[Problem description]
Nothing but an exact repetition of the entries should appear in the answer.

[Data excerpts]
..........

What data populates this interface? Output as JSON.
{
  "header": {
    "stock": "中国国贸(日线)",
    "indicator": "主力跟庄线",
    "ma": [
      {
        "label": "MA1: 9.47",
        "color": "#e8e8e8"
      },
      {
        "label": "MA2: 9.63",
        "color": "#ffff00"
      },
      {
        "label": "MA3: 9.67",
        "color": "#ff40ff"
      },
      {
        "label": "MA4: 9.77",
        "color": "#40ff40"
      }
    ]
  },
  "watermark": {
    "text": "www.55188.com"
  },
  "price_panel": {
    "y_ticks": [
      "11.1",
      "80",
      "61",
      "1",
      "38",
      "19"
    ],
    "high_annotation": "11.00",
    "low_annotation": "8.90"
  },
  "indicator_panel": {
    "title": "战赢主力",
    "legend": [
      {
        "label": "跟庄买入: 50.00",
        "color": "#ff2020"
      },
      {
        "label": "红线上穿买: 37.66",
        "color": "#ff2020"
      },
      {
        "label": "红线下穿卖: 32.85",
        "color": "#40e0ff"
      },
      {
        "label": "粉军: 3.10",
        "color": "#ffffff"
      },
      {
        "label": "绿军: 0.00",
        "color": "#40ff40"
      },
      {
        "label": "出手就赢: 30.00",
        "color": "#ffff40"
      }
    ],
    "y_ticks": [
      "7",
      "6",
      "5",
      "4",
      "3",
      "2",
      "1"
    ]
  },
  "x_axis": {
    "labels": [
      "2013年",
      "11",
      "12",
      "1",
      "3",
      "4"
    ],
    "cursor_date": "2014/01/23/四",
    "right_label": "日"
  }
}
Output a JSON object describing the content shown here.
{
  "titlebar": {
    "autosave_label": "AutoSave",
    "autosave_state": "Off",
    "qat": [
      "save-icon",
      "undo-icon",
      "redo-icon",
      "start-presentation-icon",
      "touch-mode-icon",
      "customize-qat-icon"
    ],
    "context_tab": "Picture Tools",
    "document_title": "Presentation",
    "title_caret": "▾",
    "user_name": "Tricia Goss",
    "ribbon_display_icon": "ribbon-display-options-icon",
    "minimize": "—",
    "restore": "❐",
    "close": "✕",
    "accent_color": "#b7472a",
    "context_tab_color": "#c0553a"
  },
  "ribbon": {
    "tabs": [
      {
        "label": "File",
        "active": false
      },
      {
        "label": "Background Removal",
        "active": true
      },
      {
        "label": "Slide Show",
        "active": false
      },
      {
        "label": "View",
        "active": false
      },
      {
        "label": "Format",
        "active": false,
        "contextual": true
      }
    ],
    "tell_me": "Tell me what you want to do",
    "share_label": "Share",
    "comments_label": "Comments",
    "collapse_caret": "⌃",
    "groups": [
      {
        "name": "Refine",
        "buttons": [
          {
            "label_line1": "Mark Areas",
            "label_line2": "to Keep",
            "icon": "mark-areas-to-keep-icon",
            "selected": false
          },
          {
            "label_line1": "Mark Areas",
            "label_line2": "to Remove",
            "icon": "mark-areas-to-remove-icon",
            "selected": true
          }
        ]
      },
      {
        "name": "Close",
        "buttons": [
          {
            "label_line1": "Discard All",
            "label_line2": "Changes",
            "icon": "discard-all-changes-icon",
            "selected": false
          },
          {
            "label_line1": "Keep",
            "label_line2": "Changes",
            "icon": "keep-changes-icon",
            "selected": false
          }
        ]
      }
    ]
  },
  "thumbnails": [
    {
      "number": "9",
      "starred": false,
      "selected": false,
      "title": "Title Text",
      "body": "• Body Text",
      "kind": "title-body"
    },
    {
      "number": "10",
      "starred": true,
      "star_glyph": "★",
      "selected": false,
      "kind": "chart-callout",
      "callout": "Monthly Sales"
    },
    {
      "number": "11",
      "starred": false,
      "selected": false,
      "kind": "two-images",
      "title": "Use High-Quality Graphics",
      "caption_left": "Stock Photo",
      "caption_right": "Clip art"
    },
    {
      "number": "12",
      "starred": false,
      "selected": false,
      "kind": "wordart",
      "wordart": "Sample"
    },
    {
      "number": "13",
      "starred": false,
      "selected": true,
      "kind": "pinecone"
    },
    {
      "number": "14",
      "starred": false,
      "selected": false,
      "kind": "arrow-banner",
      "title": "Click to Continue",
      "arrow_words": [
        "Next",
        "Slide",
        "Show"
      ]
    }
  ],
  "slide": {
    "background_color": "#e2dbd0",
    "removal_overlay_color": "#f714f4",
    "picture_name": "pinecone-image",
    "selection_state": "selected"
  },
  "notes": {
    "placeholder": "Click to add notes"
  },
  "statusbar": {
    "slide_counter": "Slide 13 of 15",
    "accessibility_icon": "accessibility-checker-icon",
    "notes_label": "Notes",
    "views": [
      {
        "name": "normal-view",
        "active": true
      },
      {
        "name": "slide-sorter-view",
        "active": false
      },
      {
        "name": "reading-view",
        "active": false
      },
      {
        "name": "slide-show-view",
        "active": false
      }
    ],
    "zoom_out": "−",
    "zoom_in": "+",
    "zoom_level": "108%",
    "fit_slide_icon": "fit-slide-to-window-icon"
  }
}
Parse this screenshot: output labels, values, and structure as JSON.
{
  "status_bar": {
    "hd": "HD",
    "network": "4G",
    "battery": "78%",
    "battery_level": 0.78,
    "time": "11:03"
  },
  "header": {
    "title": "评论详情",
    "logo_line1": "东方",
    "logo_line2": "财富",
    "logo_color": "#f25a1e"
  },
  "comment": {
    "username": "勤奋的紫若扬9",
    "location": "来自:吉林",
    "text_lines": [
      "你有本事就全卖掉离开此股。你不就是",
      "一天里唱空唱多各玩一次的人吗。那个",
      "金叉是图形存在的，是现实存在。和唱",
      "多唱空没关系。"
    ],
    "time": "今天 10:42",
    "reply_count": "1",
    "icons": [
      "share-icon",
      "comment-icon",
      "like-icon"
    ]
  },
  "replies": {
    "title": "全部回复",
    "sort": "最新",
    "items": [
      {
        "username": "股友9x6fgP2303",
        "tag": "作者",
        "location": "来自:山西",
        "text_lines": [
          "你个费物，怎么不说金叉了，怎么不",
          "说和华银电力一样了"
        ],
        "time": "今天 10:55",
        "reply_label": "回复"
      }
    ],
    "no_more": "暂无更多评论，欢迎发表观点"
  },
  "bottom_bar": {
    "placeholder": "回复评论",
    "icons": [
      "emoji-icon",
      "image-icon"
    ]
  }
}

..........

[Result for this exercise]
What data populates this interface? Output as JSON.
{
  "header": {
    "stock": "中国国贸(日线)",
    "indicator": "主力跟庄线",
    "ma": [
      {
        "label": "MA1: 9.47",
        "color": "#e8e8e8"
      },
      {
        "label": "MA2: 9.63",
        "color": "#ffff00"
      },
      {
        "label": "MA3: 9.67",
        "color": "#ff40ff"
      },
      {
        "label": "MA4: 9.77",
        "color": "#40ff40"
      }
    ]
  },
  "watermark": {
    "text": "www.55188.com"
  },
  "price_panel": {
    "y_ticks": [
      "11.1",
      "80",
      "61",
      "1",
      "38",
      "19"
    ],
    "high_annotation": "11.00",
    "low_annotation": "8.90"
  },
  "indicator_panel": {
    "title": "战赢主力",
    "legend": [
      {
        "label": "跟庄买入: 50.00",
        "color": "#ff2020"
      },
      {
        "label": "红线上穿买: 37.66",
        "color": "#ff2020"
      },
      {
        "label": "红线下穿卖: 32.85",
        "color": "#40e0ff"
      },
      {
        "label": "粉军: 3.10",
        "color": "#ffffff"
      },
      {
        "label": "绿军: 0.00",
        "color": "#40ff40"
      },
      {
        "label": "出手就赢: 30.00",
        "color": "#ffff40"
      }
    ],
    "y_ticks": [
      "7",
      "6",
      "5",
      "4",
      "3",
      "2",
      "1"
    ]
  },
  "x_axis": {
    "labels": [
      "2013年",
      "11",
      "12",
      "1",
      "3",
      "4"
    ],
    "cursor_date": "2014/01/23/四",
    "right_label": "日"
  }
}
Output a JSON object describing the content shown here.
{
  "titlebar": {
    "autosave_label": "AutoSave",
    "autosave_state": "Off",
    "qat": [
      "save-icon",
      "undo-icon",
      "redo-icon",
      "start-presentation-icon",
      "touch-mode-icon",
      "customize-qat-icon"
    ],
    "context_tab": "Picture Tools",
    "document_title": "Presentation",
    "title_caret": "▾",
    "user_name": "Tricia Goss",
    "ribbon_display_icon": "ribbon-display-options-icon",
    "minimize": "—",
    "restore": "❐",
    "close": "✕",
    "accent_color": "#b7472a",
    "context_tab_color": "#c0553a"
  },
  "ribbon": {
    "tabs": [
      {
        "label": "File",
        "active": false
      },
      {
        "label": "Background Removal",
        "active": true
      },
      {
        "label": "Slide Show",
        "active": false
      },
      {
        "label": "View",
        "active": false
      },
      {
        "label": "Format",
        "active": false,
        "contextual": true
      }
    ],
    "tell_me": "Tell me what you want to do",
    "share_label": "Share",
    "comments_label": "Comments",
    "collapse_caret": "⌃",
    "groups": [
      {
        "name": "Refine",
        "buttons": [
          {
            "label_line1": "Mark Areas",
            "label_line2": "to Keep",
            "icon": "mark-areas-to-keep-icon",
            "selected": false
          },
          {
            "label_line1": "Mark Areas",
            "label_line2": "to Remove",
            "icon": "mark-areas-to-remove-icon",
            "selected": true
          }
        ]
      },
      {
        "name": "Close",
        "buttons": [
          {
            "label_line1": "Discard All",
            "label_line2": "Changes",
            "icon": "discard-all-changes-icon",
            "selected": false
          },
          {
            "label_line1": "Keep",
            "label_line2": "Changes",
            "icon": "keep-changes-icon",
            "selected": false
          }
        ]
      }
    ]
  },
  "thumbnails": [
    {
      "number": "9",
      "starred": false,
      "selected": false,
      "title": "Title Text",
      "body": "• Body Text",
      "kind": "title-body"
    },
    {
      "number": "10",
      "starred": true,
      "star_glyph": "★",
      "selected": false,
      "kind": "chart-callout",
      "callout": "Monthly Sales"
    },
    {
      "number": "11",
      "starred": false,
      "selected": false,
      "kind": "two-images",
      "title": "Use High-Quality Graphics",
      "caption_left": "Stock Photo",
      "caption_right": "Clip art"
    },
    {
      "number": "12",
      "starred": false,
      "selected": false,
      "kind": "wordart",
      "wordart": "Sample"
    },
    {
      "number": "13",
      "starred": false,
      "selected": true,
      "kind": "pinecone"
    },
    {
      "number": "14",
      "starred": false,
      "selected": false,
      "kind": "arrow-banner",
      "title": "Click to Continue",
      "arrow_words": [
        "Next",
        "Slide",
        "Show"
      ]
    }
  ],
  "slide": {
    "background_color": "#e2dbd0",
    "removal_overlay_color": "#f714f4",
    "picture_name": "pinecone-image",
    "selection_state": "selected"
  },
  "notes": {
    "placeholder": "Click to add notes"
  },
  "statusbar": {
    "slide_counter": "Slide 13 of 15",
    "accessibility_icon": "accessibility-checker-icon",
    "notes_label": "Notes",
    "views": [
      {
        "name": "normal-view",
        "active": true
      },
      {
        "name": "slide-sorter-view",
        "active": false
      },
      {
        "name": "reading-view",
        "active": false
      },
      {
        "name": "slide-show-view",
        "active": false
      }
    ],
    "zoom_out": "−",
    "zoom_in": "+",
    "zoom_level": "108%",
    "fit_slide_icon": "fit-slide-to-window-icon"
  }
}
Parse this screenshot: output labels, values, and structure as JSON.
{
  "status_bar": {
    "hd": "HD",
    "network": "4G",
    "battery": "78%",
    "battery_level": 0.78,
    "time": "11:03"
  },
  "header": {
    "title": "评论详情",
    "logo_line1": "东方",
    "logo_line2": "财富",
    "logo_color": "#f25a1e"
  },
  "comment": {
    "username": "勤奋的紫若扬9",
    "location": "来自:吉林",
    "text_lines": [
      "你有本事就全卖掉离开此股。你不就是",
      "一天里唱空唱多各玩一次的人吗。那个",
      "金叉是图形存在的，是现实存在。和唱",
      "多唱空没关系。"
    ],
    "time": "今天 10:42",
    "reply_count": "1",
    "icons": [
      "share-icon",
      "comment-icon",
      "like-icon"
    ]
  },
  "replies": {
    "title": "全部回复",
    "sort": "最新",
    "items": [
      {
        "username": "股友9x6fgP2303",
        "tag": "作者",
        "location": "来自:山西",
        "text_lines": [
          "你个费物，怎么不说金叉了，怎么不",
          "说和华银电力一样了"
        ],
        "time": "今天 10:55",
        "reply_label": "回复"
      }
    ],
    "no_more": "暂无更多评论，欢迎发表观点"
  },
  "bottom_bar": {
    "placeholder": "回复评论",
    "icons": [
      "emoji-icon",
      "image-icon"
    ]
  }
}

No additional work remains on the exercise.